» RECORDS TO USE
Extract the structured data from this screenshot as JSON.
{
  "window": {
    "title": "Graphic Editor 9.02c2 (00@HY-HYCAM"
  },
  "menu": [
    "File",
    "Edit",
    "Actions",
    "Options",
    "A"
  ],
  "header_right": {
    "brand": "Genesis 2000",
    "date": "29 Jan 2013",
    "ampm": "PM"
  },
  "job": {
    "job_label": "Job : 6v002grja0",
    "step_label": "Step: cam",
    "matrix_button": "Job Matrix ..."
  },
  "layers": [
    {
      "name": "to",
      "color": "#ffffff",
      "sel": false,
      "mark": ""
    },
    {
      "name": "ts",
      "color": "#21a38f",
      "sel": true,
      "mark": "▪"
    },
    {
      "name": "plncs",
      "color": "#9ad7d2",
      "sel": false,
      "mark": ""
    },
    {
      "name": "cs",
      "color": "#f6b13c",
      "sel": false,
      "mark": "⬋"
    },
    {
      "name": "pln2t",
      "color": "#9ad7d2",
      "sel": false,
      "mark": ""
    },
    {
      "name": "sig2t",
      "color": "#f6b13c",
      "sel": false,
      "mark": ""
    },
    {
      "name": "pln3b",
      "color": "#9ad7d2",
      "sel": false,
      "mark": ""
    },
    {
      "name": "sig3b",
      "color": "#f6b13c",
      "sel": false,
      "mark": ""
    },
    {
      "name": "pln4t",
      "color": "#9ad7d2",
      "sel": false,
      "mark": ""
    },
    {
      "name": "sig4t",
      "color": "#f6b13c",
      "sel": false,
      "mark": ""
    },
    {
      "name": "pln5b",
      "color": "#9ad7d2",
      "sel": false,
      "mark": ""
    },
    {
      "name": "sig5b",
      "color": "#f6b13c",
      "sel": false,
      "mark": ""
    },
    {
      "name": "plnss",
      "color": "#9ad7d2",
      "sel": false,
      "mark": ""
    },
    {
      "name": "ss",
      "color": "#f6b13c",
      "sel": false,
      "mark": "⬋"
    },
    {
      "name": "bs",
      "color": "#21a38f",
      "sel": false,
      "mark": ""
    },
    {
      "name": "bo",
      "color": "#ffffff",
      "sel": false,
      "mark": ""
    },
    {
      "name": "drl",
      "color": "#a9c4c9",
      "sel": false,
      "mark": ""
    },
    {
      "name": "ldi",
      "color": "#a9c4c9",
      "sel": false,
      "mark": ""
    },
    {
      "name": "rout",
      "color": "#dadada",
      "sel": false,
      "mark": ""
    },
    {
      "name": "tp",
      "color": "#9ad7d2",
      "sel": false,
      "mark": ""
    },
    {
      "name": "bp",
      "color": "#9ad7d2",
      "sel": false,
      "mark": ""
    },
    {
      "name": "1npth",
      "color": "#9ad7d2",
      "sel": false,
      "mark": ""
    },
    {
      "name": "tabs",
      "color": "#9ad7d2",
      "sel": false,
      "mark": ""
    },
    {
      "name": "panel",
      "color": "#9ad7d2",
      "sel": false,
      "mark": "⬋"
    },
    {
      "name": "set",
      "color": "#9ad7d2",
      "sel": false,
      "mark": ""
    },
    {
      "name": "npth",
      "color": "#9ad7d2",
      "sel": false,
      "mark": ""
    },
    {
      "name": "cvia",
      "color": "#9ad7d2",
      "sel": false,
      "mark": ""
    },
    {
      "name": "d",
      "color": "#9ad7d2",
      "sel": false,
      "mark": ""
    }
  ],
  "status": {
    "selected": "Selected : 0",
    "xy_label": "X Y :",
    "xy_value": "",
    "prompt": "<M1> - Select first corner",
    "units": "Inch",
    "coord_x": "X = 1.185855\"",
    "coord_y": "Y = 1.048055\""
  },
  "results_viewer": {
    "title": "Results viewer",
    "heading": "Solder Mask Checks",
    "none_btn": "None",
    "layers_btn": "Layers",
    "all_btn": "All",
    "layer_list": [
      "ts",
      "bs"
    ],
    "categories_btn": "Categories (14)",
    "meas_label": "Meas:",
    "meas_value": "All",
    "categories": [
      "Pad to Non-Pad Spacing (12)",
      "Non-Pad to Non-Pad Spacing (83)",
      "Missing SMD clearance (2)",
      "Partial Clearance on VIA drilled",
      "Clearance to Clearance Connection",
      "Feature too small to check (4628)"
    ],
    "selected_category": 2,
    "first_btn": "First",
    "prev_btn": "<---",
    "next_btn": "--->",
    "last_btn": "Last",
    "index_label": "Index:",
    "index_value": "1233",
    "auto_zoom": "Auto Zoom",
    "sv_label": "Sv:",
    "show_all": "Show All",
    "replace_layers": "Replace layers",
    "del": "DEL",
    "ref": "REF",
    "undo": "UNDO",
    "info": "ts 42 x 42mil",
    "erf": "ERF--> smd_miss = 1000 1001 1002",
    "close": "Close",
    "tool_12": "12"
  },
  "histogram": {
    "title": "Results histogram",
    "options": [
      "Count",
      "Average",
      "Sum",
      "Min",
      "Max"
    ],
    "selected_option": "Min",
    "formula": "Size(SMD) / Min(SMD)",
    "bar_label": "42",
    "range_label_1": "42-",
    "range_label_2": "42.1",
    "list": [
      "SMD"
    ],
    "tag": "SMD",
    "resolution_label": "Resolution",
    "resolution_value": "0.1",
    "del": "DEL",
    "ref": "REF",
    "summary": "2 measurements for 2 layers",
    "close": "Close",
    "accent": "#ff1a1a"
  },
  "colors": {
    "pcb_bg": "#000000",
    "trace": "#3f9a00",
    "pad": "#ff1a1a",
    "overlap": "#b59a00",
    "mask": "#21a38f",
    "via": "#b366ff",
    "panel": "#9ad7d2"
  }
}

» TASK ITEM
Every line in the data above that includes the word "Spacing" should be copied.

» RESPONSE
      "Pad to Non-Pad Spacing (12)",
      "Non-Pad to Non-Pad Spacing (83)",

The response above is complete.